Colberg knows a thing or two about these tendencies. As a child born of post-war Germany, he understands the exercise of post-war piety and guilt. He understands how a nation must rectify its history and its past behaviour in order to avoid repeating the same tragedies through the national mismanagement of its angst. He is aware that memory and collective trauma tend to dissipate over time and in these moments and decades, the soil is left fertile for the planting of intolerable ideas and that the terrible misalignment of apportioned blame and anger can be left instead at the door of the misjudged or scapegoated. He has seen the rise of these trends and he is worried. As an inhabitant of contemporary America, Colberg has every right to declare his concerns.

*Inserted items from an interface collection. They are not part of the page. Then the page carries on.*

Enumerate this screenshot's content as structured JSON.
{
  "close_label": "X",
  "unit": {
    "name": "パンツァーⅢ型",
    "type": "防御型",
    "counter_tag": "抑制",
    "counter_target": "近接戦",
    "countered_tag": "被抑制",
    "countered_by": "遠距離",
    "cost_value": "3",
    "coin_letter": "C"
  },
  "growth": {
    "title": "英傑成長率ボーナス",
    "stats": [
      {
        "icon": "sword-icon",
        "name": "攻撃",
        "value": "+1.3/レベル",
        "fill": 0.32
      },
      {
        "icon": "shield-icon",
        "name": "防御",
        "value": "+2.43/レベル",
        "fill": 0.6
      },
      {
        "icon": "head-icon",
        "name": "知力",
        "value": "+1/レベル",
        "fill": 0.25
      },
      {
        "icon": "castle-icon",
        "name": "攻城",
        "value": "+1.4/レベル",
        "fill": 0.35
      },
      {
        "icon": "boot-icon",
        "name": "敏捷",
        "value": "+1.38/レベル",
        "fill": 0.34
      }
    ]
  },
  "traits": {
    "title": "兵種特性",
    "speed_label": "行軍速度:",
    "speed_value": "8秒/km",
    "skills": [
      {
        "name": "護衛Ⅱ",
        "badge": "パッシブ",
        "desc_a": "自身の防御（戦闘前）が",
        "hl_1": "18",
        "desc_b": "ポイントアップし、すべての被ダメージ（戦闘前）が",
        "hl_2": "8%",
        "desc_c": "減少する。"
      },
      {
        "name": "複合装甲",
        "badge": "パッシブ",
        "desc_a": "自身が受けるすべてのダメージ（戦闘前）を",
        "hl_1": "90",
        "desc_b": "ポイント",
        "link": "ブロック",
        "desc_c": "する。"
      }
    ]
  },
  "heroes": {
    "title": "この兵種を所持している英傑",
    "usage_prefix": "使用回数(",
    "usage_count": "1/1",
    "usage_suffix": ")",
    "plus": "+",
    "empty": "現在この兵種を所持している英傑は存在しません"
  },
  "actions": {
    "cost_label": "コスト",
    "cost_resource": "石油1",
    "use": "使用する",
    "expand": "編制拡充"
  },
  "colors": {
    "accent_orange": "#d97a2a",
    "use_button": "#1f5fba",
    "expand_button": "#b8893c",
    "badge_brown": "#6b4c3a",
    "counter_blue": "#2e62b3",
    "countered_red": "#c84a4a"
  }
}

In Vaterland, Colberg begins to trace the contemporary moment not through the outright use of right-wing symbols, but rather the condition of the general social and architectural landscape. He examines the dull pulse that breeds an inhospitable rise to ideological fervour through the grey atmosphere of his native Germany. He is uninterested in blatantly following the tiki torch types on their marches. He is uninterested in capturing the AfD flag in a game of photography. What Colberg purports is to look at the small signs throughout the urban environment that leave questions about the absence and presence of meaning as illustrated by disused billboards where the pedalling of consumer neoliberal tendencies are gone suggesting a moment of decay, worry, and anxiety for the promises of the future. He looks instead directly into the eyes of the German citizen. In doing so, he is not accusing, but rather looking deeply within; the portraits are a question and not to be considered a statement. This same method of study, August Sander had also employed between the wars.
The images in Vaterland feel charged with apprehension. The pervasive mood of anxiety is exemplified by the use of dead space-the hinterland navigations within the urban reminds the viewer of wars and walls and the paucity suggested by elite ruling empires that their plans and visions of a city, nation and its people are soluble and without being prone to collapse. Colberg recognises that ideology is no longer an easy spectacle and that condition, atmosphere and the continued flat-packing of easy arguments can lead to a euphoric change of disposition that allows a people and a nation to be steered towards nefarious ends. It is the same sentiment that Hannah Arendt expressed in her work on Eichmann and totalitarianism respectively. It is a successful work in that it presents a larger political dialogue without obvious pandering which suggests a bout of longer rumination needed to unlock its message. Though Vaterland is within the German tradition and can be read as a successor to the work of Michael Schmidt amongst others, it exceeds in its own strengths and individual outcome. It is in effect a subtle warning to the not so distant future and it is highly recommended.
(All Rights Reserved. Text @ Brad Feuerhelm. Images @ Jörg Colberg)